This is another one of those things that doesn’t exactly have a direct, 1 to 1 replacement. There are a lot of different ways to use glass containers instead of plastic, but most of those are for replacing plastic that is already reusable. Initially, when I went looking for these, it was with a specific purpose in mind.
We used to get ground beef from someone we knew that raised cows. It was great because we could get it in a 1/4 of the whole cow instead of a whole or half that most people that raise and butcher cows allow. The last time we did this though, we realized we really don’t eat enough to use it all up before it starts to show signs of freezer burn. And we were eating less and less as time goes on.
The convenience of having those 1 pound packages wrapped in freezer paper in my freezer at all times was an amazing thing, though. The problem is that getting meat from the grocery store meant that I’d have to either freeze it in the packaging it came in or package it myself.
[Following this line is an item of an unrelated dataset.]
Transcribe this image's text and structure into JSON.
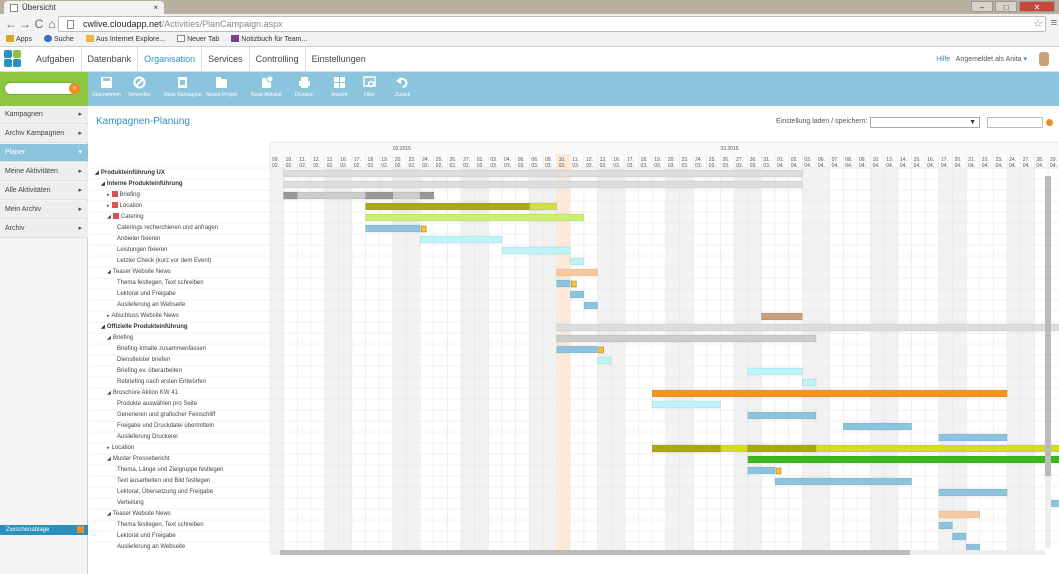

The store packaging was either a plastic wrapped foam tray or a very lightly wrapped bundle in butcher paper. The first option isn’t something I like to do. The second, is better but still not ideal. The way I’d have stored it in the past would be wrapped in plastic wrap for one layer and then an additional layer of foil. Again, not the option I want if I’m trying to reduce plastic.
When I was looking for alternatives to plastic zipper bags, I ran across people talking about using glass. There were other options, like silicone bags, but I liked the idea of the glass because it seemed more versatile. I already have several large glass baking dishes, but the idea of the smaller sizes opened the door for a lot of different uses.
So far, I’ve used these for freezing ground meats with really great results. These, and many others similar to these, have a silicone band under a plastic snap on lid (yes, it is still plastic, but if cared for well, should last for a really long time) that creates a seal between the glass and the lid.
I’ve also used them to to store and freeze deli meats (worked better than I expected) and a couple of other things that I’m leaving in for a while to see how well they do over longer periods of time. I do think they have a slightly shorter freezer life in these than if they were in plastic wrapped packages or plastic bags, but I’m not certain yet by how much. Wrapping things inside something like parchment paper (biodegradable) before putting into the glass containers may be able to add some time to that number, though.
Outside of the freezer, these can be used in a huge number of ways. In the refrigerator, oven, microwave (minus the lid for oven and microwave) and to seal off just about anything you need to store. The fact that there are so many different sizes and shapes when it comes to glass containers, the sky is kind of the limit. These particular containers are geared for food prepping and say they are 34 ounce volume (assuming liquid). They are slightly on the large size for what my Hubby uses for his lunch leftovers, but will be in the mix for him to use as they still fit in a lunchbox.
Some common plastic zipper bag uses as well as some plastic wrap. Excellent replacement for any reusable plastic storage as well.
- Eliminates some plastic wrap/bag use
- Microwave, Oven, Freezer, Dishwasher Safe (minus lids on all except freezer and storage)
- Liquid tight seal
- Comes in a variety of size options for versatility
- Potential long lifespan
- Is not a 1 to 1 replacement for any single use plastic. You will need other alternatives for other types of uses.
- These are glass, therefore breakable, but not easily (most have good warranties against breakage)
- You are limited on using and cleaning the lids because of both the plastic and the silicone.
- Most recommend hand washing the lid because of the silicone seal (even needing to remove the seal to dry)
- Some recommend keeping a layer of plastic between the seal and glass (have only seen this on one type so far) when not in use.
- Physical space needed to store when not in use
- Plastic lids
- Potentially shorter freezer life for foods
So far, these have been some of my favorite alternatives because they are so versatile. I have a different set that I’m in the process of testing as a potential replacement option for frozen microwave dinners (post coming soon on that). While cost on these will be a concern for some, if they are well maintained and cared for, they should last for a very long time. I will say, I like the way these lids work better than others. That and the fact that they are plastic make the lids a weak point for me. Another upside is that lidded glassware like this is more likely to be readily available. Maybe not these specific ones, but others that would work just as well.
If I had one really harsh gripe on these at all, it would be that in all the sets I’ve purchased (3 small ones so far), every single one comes coated in a layer of plastic film and a massive amount of foam.